There are many recipes out there but I have always liked Julie Sahni's recipe from her Classic Indian Cooking book (one of her first cookbooks). Here is someone who has posted that with pictures and step by steps:
In my experience, I have cut the recommended amount of butter in half (down to half a stick) and never missed it. And also recall that though the amount of butter and cream seems like a lot, it is spread out among several servings, so each time you don't get a whole lot.
Again, serve with hot rice, or naan, roti, or other flatbread, and simple green veggie or cauli dish and raita on the side.
Thank you Rasam for all your time, effort and information. I have a large Indian supermarket nearby in Toronto and I'll get there Wednesday or Thursday am.
I'll be the guy born in Oshawa 70 years ago looking lost with a piece of paper with chanal masala written on it.
I'll probably start with the minimum preparations and ingredients and won't get the right taste for at least 2 attempts
You're welcome, and good luck. Chana masala is easy to find. There should be an aisle with all the boxed spice mixes, otherwise the store clerk should help you.
If you have a choice of brands, Shan and MDH are good chana masala spice mix brands.
Get a bag of sabut urad, aka kali dal, while you are there, and make the dal makhani another day.
I'm a huge fan of dried beans versus canned. Much cheaper and you can control additives and choose supplier; downside is can require a bit of planning unless you make a large batch and freeze in meal-size portions (recommended!). That said, I do keep a couple of cans of chickpeas, black beans, and black-eyed peas for emergencies.

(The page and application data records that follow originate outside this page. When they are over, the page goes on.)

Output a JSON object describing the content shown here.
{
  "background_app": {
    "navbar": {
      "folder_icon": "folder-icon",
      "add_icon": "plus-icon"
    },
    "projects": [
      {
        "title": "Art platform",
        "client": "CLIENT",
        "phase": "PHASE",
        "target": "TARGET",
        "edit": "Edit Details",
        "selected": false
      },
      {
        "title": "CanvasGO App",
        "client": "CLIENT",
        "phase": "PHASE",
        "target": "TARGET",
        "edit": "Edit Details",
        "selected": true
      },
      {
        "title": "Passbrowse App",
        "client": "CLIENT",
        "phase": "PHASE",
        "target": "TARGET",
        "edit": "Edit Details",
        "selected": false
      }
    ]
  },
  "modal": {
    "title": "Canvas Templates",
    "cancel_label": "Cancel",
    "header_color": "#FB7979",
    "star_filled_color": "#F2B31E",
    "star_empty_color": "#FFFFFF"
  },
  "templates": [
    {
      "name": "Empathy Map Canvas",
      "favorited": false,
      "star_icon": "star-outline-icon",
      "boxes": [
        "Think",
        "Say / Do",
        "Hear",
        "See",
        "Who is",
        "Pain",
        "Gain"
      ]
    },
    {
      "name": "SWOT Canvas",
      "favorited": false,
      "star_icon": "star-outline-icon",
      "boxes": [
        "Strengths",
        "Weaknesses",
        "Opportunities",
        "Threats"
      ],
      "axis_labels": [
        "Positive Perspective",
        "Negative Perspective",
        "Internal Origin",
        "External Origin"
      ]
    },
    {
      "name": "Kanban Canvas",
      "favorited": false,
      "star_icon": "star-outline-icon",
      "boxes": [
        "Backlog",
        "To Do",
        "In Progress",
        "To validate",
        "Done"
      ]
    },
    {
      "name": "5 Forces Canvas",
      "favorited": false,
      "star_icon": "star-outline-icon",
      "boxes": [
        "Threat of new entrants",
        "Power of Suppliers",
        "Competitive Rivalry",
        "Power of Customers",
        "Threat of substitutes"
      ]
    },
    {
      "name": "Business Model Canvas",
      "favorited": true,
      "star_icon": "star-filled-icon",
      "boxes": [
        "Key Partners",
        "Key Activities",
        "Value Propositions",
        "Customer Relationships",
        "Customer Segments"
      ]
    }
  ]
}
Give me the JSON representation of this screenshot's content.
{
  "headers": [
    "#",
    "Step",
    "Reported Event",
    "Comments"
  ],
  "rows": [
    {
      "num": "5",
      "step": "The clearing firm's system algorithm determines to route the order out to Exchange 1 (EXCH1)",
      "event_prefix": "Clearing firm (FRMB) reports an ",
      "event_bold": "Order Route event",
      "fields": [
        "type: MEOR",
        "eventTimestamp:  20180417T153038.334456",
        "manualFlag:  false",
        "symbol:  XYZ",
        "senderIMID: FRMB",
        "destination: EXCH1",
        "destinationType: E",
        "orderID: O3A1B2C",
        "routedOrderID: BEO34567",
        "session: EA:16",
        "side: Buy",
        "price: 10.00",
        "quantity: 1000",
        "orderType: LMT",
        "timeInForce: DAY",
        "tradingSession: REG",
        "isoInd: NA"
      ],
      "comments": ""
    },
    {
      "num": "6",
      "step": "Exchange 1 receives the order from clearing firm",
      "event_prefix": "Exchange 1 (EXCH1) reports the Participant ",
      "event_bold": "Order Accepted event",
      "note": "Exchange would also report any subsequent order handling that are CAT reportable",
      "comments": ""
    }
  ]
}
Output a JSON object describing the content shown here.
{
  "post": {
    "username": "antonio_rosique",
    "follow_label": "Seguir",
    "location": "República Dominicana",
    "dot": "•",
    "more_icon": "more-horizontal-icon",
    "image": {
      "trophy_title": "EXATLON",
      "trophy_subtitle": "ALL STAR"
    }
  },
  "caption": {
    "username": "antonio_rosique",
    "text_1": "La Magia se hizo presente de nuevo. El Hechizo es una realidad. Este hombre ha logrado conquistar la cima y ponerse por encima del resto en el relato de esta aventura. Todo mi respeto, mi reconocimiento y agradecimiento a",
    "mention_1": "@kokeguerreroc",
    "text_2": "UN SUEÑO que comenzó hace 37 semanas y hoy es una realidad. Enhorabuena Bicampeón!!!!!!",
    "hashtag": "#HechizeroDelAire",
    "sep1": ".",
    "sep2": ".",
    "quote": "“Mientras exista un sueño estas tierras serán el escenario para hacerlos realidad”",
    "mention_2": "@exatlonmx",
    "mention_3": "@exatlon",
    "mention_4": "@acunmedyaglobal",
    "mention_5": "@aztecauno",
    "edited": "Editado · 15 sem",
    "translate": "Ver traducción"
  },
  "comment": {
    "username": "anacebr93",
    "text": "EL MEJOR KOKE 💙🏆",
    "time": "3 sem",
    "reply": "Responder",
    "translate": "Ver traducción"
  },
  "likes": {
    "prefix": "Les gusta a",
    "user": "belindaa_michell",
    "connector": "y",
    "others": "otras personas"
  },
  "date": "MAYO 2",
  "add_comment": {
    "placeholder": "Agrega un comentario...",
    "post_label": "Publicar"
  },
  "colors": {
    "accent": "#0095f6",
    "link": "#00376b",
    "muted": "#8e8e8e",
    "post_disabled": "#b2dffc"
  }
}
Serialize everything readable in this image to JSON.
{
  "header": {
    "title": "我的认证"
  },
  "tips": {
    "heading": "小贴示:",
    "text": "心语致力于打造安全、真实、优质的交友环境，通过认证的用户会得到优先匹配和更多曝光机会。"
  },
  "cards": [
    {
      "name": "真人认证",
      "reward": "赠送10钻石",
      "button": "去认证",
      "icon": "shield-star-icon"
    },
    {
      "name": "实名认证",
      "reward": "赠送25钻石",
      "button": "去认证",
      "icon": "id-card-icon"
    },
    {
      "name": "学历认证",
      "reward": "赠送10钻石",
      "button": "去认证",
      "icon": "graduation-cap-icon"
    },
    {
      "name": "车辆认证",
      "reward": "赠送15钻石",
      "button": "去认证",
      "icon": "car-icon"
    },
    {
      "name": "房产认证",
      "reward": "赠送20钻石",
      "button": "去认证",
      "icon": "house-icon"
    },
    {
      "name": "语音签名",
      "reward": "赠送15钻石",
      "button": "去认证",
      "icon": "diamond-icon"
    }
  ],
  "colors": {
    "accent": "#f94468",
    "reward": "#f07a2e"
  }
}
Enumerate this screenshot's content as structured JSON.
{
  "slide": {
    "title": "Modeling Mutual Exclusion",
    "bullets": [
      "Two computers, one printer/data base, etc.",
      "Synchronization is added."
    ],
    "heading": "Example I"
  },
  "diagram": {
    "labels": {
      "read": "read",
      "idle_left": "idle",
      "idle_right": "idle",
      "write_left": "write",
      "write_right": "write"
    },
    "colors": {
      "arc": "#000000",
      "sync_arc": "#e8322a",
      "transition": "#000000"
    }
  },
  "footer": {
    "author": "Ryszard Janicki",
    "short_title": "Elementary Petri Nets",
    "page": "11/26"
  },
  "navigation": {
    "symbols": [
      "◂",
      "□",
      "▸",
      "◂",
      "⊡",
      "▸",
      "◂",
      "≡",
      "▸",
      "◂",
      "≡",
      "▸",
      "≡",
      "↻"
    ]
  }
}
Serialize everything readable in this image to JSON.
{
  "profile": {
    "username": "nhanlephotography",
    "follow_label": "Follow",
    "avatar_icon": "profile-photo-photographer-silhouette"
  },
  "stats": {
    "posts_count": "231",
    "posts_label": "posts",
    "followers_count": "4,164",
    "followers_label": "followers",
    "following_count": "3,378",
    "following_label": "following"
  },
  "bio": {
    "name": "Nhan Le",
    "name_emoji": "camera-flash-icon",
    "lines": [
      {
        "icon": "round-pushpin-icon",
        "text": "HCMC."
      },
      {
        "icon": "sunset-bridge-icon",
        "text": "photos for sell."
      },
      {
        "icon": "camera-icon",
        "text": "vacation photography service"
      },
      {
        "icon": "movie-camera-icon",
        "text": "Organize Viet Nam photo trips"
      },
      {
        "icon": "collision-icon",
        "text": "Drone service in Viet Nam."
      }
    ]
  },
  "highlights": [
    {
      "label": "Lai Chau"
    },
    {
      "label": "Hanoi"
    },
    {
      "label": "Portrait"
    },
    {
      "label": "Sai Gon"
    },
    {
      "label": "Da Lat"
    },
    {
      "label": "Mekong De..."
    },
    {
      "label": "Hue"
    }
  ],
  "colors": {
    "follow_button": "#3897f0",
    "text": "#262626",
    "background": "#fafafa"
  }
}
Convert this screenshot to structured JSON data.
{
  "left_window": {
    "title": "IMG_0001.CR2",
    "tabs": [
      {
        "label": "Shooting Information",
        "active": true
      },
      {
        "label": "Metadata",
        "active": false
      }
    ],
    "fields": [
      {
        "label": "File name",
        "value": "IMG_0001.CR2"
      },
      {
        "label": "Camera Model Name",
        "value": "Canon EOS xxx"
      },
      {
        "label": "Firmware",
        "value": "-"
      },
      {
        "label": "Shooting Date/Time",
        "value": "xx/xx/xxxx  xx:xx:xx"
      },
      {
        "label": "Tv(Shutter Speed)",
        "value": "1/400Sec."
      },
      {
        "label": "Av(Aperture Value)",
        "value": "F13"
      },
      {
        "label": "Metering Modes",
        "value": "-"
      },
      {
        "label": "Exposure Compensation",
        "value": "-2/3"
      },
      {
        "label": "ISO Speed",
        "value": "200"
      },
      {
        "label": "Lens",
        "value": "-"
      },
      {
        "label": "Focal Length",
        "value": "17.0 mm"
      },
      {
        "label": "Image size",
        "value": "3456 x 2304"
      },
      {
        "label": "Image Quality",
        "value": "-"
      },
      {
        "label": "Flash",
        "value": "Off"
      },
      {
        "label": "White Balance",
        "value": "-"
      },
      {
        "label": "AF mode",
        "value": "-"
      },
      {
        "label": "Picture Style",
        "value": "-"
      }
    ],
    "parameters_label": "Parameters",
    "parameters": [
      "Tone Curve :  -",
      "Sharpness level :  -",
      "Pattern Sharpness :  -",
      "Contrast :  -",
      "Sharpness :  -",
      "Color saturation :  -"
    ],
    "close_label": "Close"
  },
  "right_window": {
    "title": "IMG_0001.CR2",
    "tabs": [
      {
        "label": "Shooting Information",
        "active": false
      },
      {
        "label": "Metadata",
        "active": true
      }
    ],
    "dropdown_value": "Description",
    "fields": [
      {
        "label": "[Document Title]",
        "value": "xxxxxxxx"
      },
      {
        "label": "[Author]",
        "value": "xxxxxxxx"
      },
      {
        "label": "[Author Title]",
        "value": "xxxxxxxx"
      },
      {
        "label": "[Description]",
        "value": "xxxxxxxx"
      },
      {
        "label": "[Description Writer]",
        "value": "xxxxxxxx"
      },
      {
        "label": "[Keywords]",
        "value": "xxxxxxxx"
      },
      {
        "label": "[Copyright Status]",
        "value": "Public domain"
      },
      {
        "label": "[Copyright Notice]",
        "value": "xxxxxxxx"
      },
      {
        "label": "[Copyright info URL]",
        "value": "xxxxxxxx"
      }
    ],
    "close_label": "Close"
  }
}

Rancho Gordo does have lovely beans; there's a phone # on the website for ?? about ordering from Canada. I know the tariffs are ridiculous in general.
My beans go into the crockpot and require very little attention. I rinse then cook, and add salt and spices after cooking depending on recipe. A pot of beans can go several different ways so I keep the cooked unseasoned beans in fridge and use as desired.
A couple of favorite recipes (not mine, but similar):)
Chickpea salad w/cucumber, tomato, cilantro, vinaigrette
(you probably have a hummus recipe already and it's always nice to have chickpeas around for some spontaneous dip
Black beans w/garlic and cilantro
White bean chili
Sounds like you're having some good (and aromatic) success so far!
And having re-read your thread, may I suggest another route for your legume/bean protein: sprouted. It's a nice way to get your nutrients, have a tasty cold salad-y variant, and portable, plus there's the do-it-yourself satisfaction. And may I add, that you can tend a cheery micro-garden in your kitchen in the dead of winter in less than 5 minutes a day.
Lentils, mung beans, varied peas, chickpeas, and adzuki beans all sprout beautifully and add crunch and heft to salads.
If you ever want more info just say the word. Sprouting is very rewarding and a great way to get hands-on in taking control of your health. :)